PROBLEM STATEMENT:
Reproduce the records below in full and word for word, excluding pictures.

Excerpts from a dataset:

○ ○ ○ ○ ○

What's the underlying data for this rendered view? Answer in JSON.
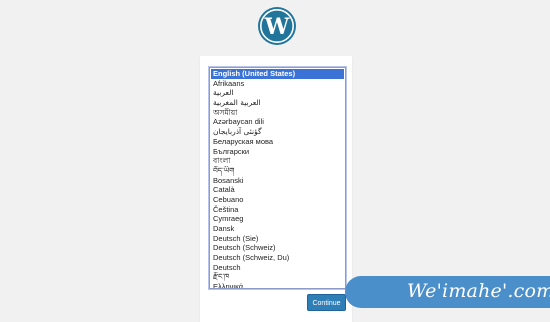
{
  "logo": {
    "icon": "wordpress-logo-icon",
    "color": "#21759b"
  },
  "language_list": {
    "selected_index": 0,
    "items": [
      "English (United States)",
      "Afrikaans",
      "العربية",
      "العربية المغربية",
      "অসমীয়া",
      "Azərbaycan dili",
      "گؤنئی آذربایجان",
      "Беларуская мова",
      "Български",
      "বাংলা",
      "བོད་ཡིག",
      "Bosanski",
      "Català",
      "Cebuano",
      "Čeština",
      "Cymraeg",
      "Dansk",
      "Deutsch (Sie)",
      "Deutsch (Schweiz)",
      "Deutsch (Schweiz, Du)",
      "Deutsch",
      "རྫོང་ཁ",
      "Ελληνικά"
    ]
  },
  "continue_button": {
    "label": "Continue",
    "color": "#2e7eb8"
  },
  "watermark": {
    "text": "We'imahe'.com",
    "color": "#4b8fca"
  }
}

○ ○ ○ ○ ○

SOLUTION TO THIS PROBLEM:
What's the underlying data for this rendered view? Answer in JSON.
{
  "logo": {
    "icon": "wordpress-logo-icon",
    "color": "#21759b"
  },
  "language_list": {
    "selected_index": 0,
    "items": [
      "English (United States)",
      "Afrikaans",
      "العربية",
      "العربية المغربية",
      "অসমীয়া",
      "Azərbaycan dili",
      "گؤنئی آذربایجان",
      "Беларуская мова",
      "Български",
      "বাংলা",
      "བོད་ཡིག",
      "Bosanski",
      "Català",
      "Cebuano",
      "Čeština",
      "Cymraeg",
      "Dansk",
      "Deutsch (Sie)",
      "Deutsch (Schweiz)",
      "Deutsch (Schweiz, Du)",
      "Deutsch",
      "རྫོང་ཁ",
      "Ελληνικά"
    ]
  },
  "continue_button": {
    "label": "Continue",
    "color": "#2e7eb8"
  },
  "watermark": {
    "text": "We'imahe'.com",
    "color": "#4b8fca"
  }
}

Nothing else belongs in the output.